[an error occurred while processing this directive]
Calvin Observatory
Home
Hours
Directions
Weather Forecast
Cool Images
Equipment
Publications
Observing Request
External Links
 
Related Links
Wildrik Botjes Planetarium
Physics & Astronomy Department

Astr112 Photography Projects, Spring 2006

Previous imageUp to Astr110 IndexNext image

Saturn, Adam Cosnek

Saturn

The planet Saturn is the sixth planet from the Sun. The planet Saturn, first observed with a telescope by Galileo in 1610, was the first planet to have noticeable rings around it. Rings were later found around Uranus, Jupiter, and Neptune. Due to Saturn's fast rotation (9.64 km/s or 6 mi/s) and liquid/gas composition, this planet has a flattened appearance. Saturn is one of the most beautiful planets due to its rings and slight color differences. The rings attract the most attention of the planet. There are two distinct rings and one fainter ring. The two distinct rings are separated by a gap called the Cassini division. Though the rings may look continuous from the Earth's viewpoint, actually the rings have different compositions of innumerable small particles each orbiting independently. These particles range in size from a centimeter or so to several meters.
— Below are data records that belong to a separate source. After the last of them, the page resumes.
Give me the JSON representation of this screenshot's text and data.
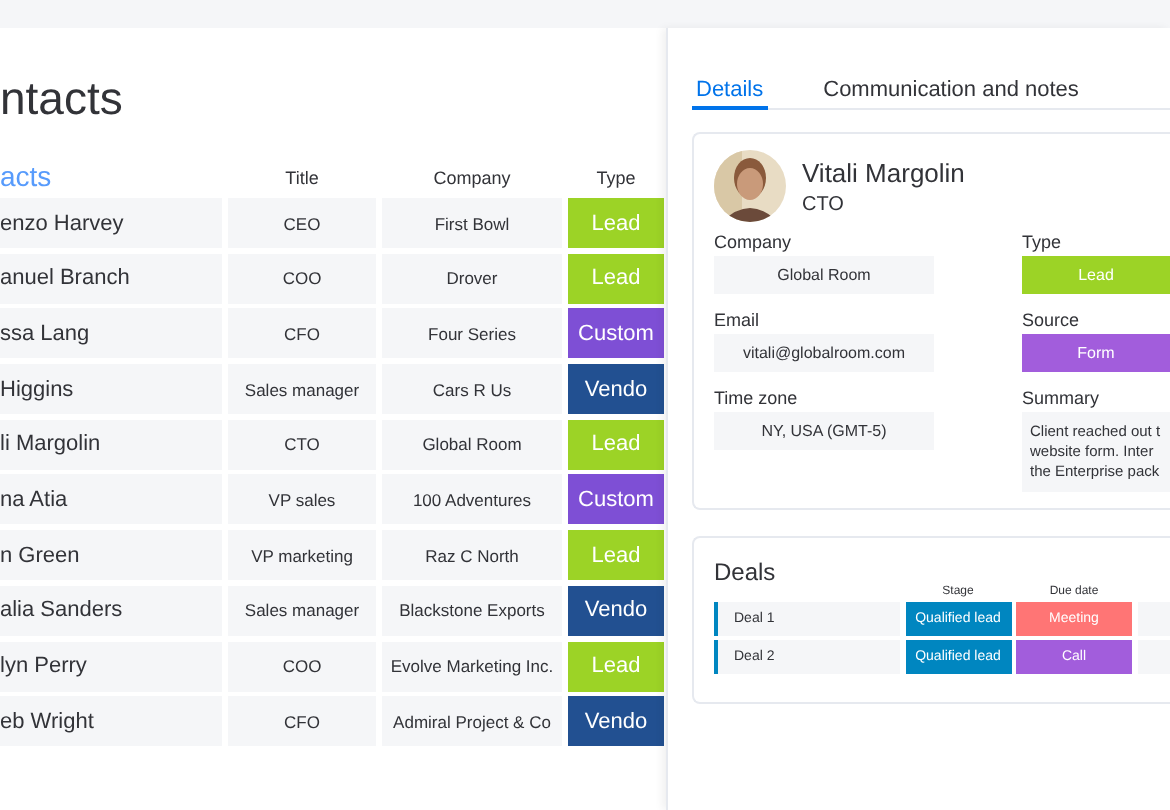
{
  "page": {
    "title": "ntacts"
  },
  "group": {
    "label": "acts"
  },
  "table": {
    "columns": [
      "Title",
      "Company",
      "Type"
    ],
    "rows": [
      {
        "name": "enzo Harvey",
        "title": "CEO",
        "company": "First Bowl",
        "type": "Lead",
        "color": "#9cd326"
      },
      {
        "name": "anuel Branch",
        "title": "COO",
        "company": "Drover",
        "type": "Lead",
        "color": "#9cd326"
      },
      {
        "name": "ssa Lang",
        "title": "CFO",
        "company": "Four Series",
        "type": "Custom",
        "color": "#7e4fd5"
      },
      {
        "name": "Higgins",
        "title": "Sales manager",
        "company": "Cars R Us",
        "type": "Vendo",
        "color": "#225091"
      },
      {
        "name": "li Margolin",
        "title": "CTO",
        "company": "Global Room",
        "type": "Lead",
        "color": "#9cd326"
      },
      {
        "name": "na Atia",
        "title": "VP sales",
        "company": "100 Adventures",
        "type": "Custom",
        "color": "#7e4fd5"
      },
      {
        "name": "n Green",
        "title": "VP marketing",
        "company": "Raz C North",
        "type": "Lead",
        "color": "#9cd326"
      },
      {
        "name": "alia Sanders",
        "title": "Sales manager",
        "company": "Blackstone Exports",
        "type": "Vendo",
        "color": "#225091"
      },
      {
        "name": "lyn Perry",
        "title": "COO",
        "company": "Evolve Marketing Inc.",
        "type": "Lead",
        "color": "#9cd326"
      },
      {
        "name": "eb Wright",
        "title": "CFO",
        "company": "Admiral Project & Co",
        "type": "Vendo",
        "color": "#225091"
      }
    ]
  },
  "tabs": [
    {
      "label": "Details",
      "selected": true
    },
    {
      "label": "Communication and notes",
      "selected": false
    }
  ],
  "contact": {
    "name": "Vitali Margolin",
    "role": "CTO",
    "fields": [
      {
        "label": "Company",
        "value": "Global Room",
        "kind": "text"
      },
      {
        "label": "Type",
        "value": "Lead",
        "kind": "tag",
        "color": "#9cd326"
      },
      {
        "label": "Email",
        "value": "vitali@globalroom.com",
        "kind": "text"
      },
      {
        "label": "Source",
        "value": "Form",
        "kind": "tag",
        "color": "#a25ddc"
      },
      {
        "label": "Time zone",
        "value": "NY, USA (GMT-5)",
        "kind": "text"
      },
      {
        "label": "Summary",
        "lines": [
          "Client reached out t",
          "website form. Inter",
          "the Enterprise pack"
        ],
        "kind": "note"
      }
    ]
  },
  "deals": {
    "title": "Deals",
    "columns": [
      "Stage",
      "Due date"
    ],
    "rows": [
      {
        "name": "Deal 1",
        "stage": {
          "label": "Qualified lead",
          "color": "#0086c0"
        },
        "due": {
          "label": "Meeting",
          "color": "#ff7575"
        }
      },
      {
        "name": "Deal 2",
        "stage": {
          "label": "Qualified lead",
          "color": "#0086c0"
        },
        "due": {
          "label": "Call",
          "color": "#a25ddc"
        }
      }
    ]
  }
}
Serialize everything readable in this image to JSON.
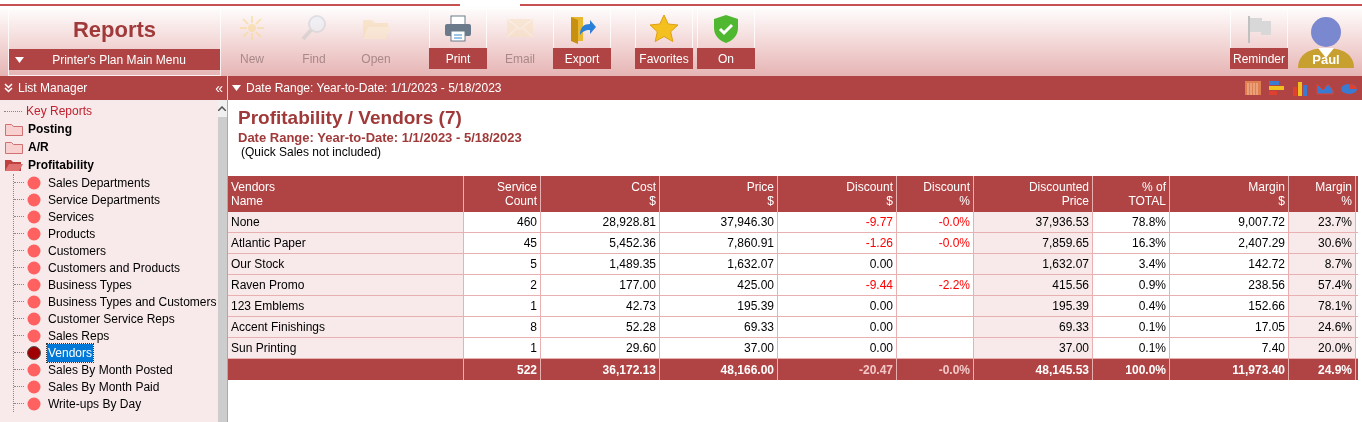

Also, every so often a kilometer-sized particle may be observed.

The above image of Saturn displays a faint distinction between the rings orbiting around the planet. Saturn is currently in its winter solstice, thus having an affect on the location of the rings relative to Saturn from the Earth's point of view. Winter solstice refers to the tilting of the planet along its axis. Therefore, during the winter solstice one would view the south pole from earth., which occurs in the photo above. The rapid rotation of Saturn causes highly reflective clouds which mark the equatorial zone of trade winds. Furthermore, one can notice the yellowish color of the planet due to the scattering of the blue light by molecules within the atmosphere. The image provides an accurate representation of the color of the rings, which is gray or white because the rocks, ice, and icy rocks are usually dual grays and whites. The yellowish color of the planet's atmosphere results from the scattering of blue light by molecules within the atmosphere.The angular size of Saturn is 90 arc seconds and the linear sizes of Saturn is 6.1x10^8 Meters.

References:
http://nineplanets.org/saturn.html

http://www.mira.org

http://www.solarviews.com/eng/saturn.htm

The Sky Software

Right Ascension (J2000) 08:31:55
Declination (J2000) +19:38:29
Filters used blue(B), green(V), and red(R)
Exposure time per filter 20 x .1s BVR
Date observed

April 16, 2006 (BVR)